Global trends indicate that people are becoming increasingly concerned with sustainability and “going green.” In New Zealand, recent years have played host to such schemes as the single-use plastic bag ban and the New Zealand plastic packaging declaration. The plastic bag ban was met with great support from consumers across the country. One of the issues that New Zealand faces, however, is the lack of recycling facilities and general waste-related infrastructure to keep up the plastic processing demand. New Zealand needs to look at ways in which we can progress towards a sustainable plastics economy.
Malcolm Everts, the marketing manager for Cottonsoft Ltd., said, “An integrated industry-wide approach is required to address plastic waste in New Zealand. We can no longer rely on off-shore recycling so local effort, aligning retailer, supplier and government ambitions are key to a sustainable solution. Future moves to remove plastics from the chain altogether will rely on a safe, serviceable alternative being available.” As a smaller nation, there is ample opportunity for us to develop the required facilities to make sure that our plastic footprint is reduced.
“The first issue is recognising we have a problem; then ensuring solutions are genuinely sustainable to help shoppers, consumers and suppliers make better environmental choices.” New Zealand recently trialled a soft plastics recycling scheme where bins were placed in retail stores and supermarkets, for customers to leave their plastic waste in. The initiative was successful, and about 400 tonnes, equivalent to 100 million plastic bags, were recycled, which would otherwise have all gone to landfill. However, the cessation of off-shore processing, limited local processing capacity and limited demand from both local and international businesses to resell or reuse the materials has meant collections have been suspended, “This [was] an industry-funded scheme, accredited by the government, and supported with advice from Ministry for Environment, though it was the steering committee and governing team (the Packaging Forum) that chose to suspend collections temporarily. Not making that decision could have undermined historic success, and future potential, for local soft plastic recycling.”
Cottonsoft is an excellent example of a company leading the charge for sustainability. Its brands are encouraged to be supportive, competitive, and sustainable. Everts describes, “Sustainable sourcing of raw material (paper) is key to our business, with independent certification such as ECNZ (Environmental Choice) and PEFC (Programme for the Endorsement of Forest Certification) becoming an increasingly important consideration for retailers and shoppers alike. Sustainability certification extends beyond the environment alone, ensuring worker rights, safety and well-being are also at the forefront of business goals.”
“Three years ago there was virtually no local processing capacity for post-consumer soft plastics and overseas processing was our only option. Today we have two local processors recycling the soft plastic into items such as fibre optic cable covers and fence posts.” Retailers are actively encouraging alternatives such as electronic labels and re-useable bags—collectively reducing the volume of soft plastic waste.

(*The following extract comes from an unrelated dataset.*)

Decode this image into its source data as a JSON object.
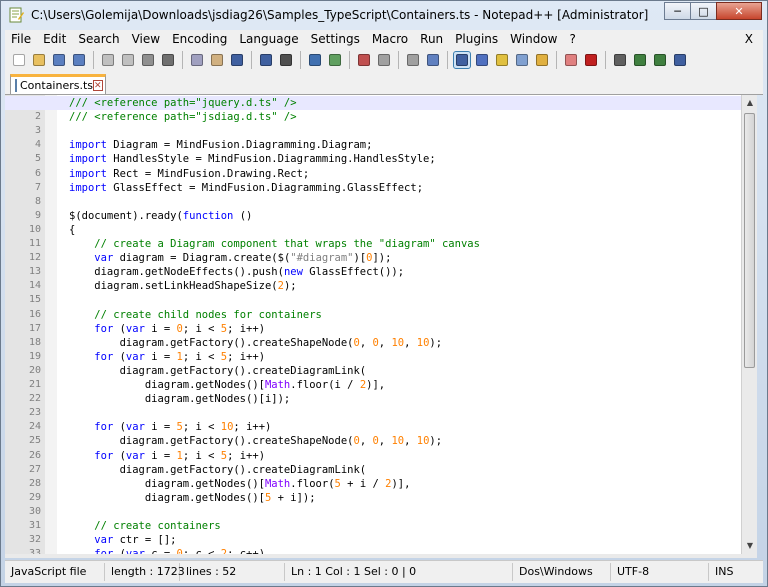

“Recycling alone will not solve the local challenge, though collectively we’re making a positive impact on reducing waste and supporting better environmental outcomes for New Zealand.”
For more information contact Malcolm Everts at firstname.lastname@example.org